Dataset rows for apps and sites:

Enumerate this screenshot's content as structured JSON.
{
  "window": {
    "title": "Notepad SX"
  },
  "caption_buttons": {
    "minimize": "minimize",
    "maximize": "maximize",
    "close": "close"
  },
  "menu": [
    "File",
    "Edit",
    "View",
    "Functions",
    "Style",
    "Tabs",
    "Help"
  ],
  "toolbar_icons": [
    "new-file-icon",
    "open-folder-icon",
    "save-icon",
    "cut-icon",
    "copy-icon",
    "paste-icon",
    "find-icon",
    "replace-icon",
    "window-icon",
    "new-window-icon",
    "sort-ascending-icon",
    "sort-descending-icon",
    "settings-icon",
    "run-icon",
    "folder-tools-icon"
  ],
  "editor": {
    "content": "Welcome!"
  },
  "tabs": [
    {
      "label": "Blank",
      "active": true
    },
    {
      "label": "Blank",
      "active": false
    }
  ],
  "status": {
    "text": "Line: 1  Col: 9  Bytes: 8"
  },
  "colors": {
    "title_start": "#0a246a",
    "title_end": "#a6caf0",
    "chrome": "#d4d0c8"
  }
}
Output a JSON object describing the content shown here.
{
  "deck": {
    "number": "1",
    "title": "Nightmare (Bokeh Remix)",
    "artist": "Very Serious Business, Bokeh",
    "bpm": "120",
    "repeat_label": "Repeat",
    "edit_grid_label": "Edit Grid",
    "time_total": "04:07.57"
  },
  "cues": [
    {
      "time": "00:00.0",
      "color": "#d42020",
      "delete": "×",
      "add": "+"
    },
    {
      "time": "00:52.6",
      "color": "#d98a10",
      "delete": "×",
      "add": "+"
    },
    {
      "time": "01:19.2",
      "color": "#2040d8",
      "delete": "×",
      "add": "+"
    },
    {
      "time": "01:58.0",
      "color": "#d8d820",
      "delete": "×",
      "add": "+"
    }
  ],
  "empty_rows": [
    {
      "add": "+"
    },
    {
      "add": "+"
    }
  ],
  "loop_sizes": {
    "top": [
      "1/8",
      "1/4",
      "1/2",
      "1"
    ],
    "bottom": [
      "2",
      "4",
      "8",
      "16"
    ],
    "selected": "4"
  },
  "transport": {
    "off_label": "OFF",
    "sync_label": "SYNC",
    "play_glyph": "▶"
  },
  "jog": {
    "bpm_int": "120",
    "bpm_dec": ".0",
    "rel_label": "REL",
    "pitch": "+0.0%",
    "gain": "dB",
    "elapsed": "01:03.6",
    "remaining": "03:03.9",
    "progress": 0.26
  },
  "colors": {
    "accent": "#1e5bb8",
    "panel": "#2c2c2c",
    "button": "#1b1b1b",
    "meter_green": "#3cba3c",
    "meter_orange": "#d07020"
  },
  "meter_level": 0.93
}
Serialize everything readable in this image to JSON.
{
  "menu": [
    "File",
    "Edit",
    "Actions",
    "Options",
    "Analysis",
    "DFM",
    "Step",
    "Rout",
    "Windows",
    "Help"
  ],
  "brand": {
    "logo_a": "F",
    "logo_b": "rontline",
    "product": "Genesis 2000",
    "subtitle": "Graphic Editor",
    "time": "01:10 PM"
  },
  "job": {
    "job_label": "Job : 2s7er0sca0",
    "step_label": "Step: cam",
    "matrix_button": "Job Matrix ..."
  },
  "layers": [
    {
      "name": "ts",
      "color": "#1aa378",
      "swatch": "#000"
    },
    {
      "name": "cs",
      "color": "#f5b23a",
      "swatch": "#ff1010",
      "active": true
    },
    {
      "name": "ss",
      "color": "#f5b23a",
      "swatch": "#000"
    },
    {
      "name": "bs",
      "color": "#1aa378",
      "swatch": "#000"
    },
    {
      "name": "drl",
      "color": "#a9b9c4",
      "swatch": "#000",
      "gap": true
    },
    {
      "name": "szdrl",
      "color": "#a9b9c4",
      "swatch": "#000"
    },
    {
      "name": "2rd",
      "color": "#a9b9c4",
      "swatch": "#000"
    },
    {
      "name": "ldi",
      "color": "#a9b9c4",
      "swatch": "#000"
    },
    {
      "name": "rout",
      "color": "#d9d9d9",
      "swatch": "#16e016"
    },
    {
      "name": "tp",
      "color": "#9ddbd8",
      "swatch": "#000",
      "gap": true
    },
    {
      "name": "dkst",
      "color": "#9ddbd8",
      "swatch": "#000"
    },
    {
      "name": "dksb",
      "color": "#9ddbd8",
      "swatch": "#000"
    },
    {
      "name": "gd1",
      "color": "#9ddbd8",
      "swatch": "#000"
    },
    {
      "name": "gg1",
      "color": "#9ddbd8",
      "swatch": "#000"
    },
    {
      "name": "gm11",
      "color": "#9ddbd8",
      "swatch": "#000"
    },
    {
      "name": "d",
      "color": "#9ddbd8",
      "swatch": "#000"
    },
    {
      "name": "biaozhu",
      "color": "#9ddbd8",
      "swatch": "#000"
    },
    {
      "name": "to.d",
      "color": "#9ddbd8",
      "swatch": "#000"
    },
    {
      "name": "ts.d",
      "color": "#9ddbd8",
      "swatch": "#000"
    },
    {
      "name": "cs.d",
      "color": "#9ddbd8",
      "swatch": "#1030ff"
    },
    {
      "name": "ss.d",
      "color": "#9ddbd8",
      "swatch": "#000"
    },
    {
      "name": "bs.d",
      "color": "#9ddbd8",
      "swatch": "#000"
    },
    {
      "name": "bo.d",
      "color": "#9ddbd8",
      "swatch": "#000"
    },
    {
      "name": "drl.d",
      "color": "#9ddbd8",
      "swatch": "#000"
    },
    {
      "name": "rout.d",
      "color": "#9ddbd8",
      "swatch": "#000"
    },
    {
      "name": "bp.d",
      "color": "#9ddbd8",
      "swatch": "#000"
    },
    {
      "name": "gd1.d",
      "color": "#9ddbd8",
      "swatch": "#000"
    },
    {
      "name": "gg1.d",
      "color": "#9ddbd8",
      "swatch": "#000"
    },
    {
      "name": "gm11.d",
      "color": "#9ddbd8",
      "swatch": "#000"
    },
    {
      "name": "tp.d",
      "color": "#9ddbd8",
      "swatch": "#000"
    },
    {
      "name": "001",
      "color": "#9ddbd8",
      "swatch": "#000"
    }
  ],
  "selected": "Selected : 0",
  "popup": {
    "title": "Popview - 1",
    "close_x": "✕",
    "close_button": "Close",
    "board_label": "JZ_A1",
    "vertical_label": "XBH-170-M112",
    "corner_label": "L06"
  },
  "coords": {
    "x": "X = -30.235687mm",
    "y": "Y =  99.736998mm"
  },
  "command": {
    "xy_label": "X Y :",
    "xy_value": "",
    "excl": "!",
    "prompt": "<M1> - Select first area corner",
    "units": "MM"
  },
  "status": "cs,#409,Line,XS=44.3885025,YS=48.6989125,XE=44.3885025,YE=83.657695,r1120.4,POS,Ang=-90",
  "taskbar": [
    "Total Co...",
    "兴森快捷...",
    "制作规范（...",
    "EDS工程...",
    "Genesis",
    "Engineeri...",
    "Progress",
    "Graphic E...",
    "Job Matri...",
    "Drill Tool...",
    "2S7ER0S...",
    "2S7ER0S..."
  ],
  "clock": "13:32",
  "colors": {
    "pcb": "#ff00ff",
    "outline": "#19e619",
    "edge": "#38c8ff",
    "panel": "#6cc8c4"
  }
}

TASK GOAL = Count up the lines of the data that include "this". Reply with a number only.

EXPECTED ANSWER = 2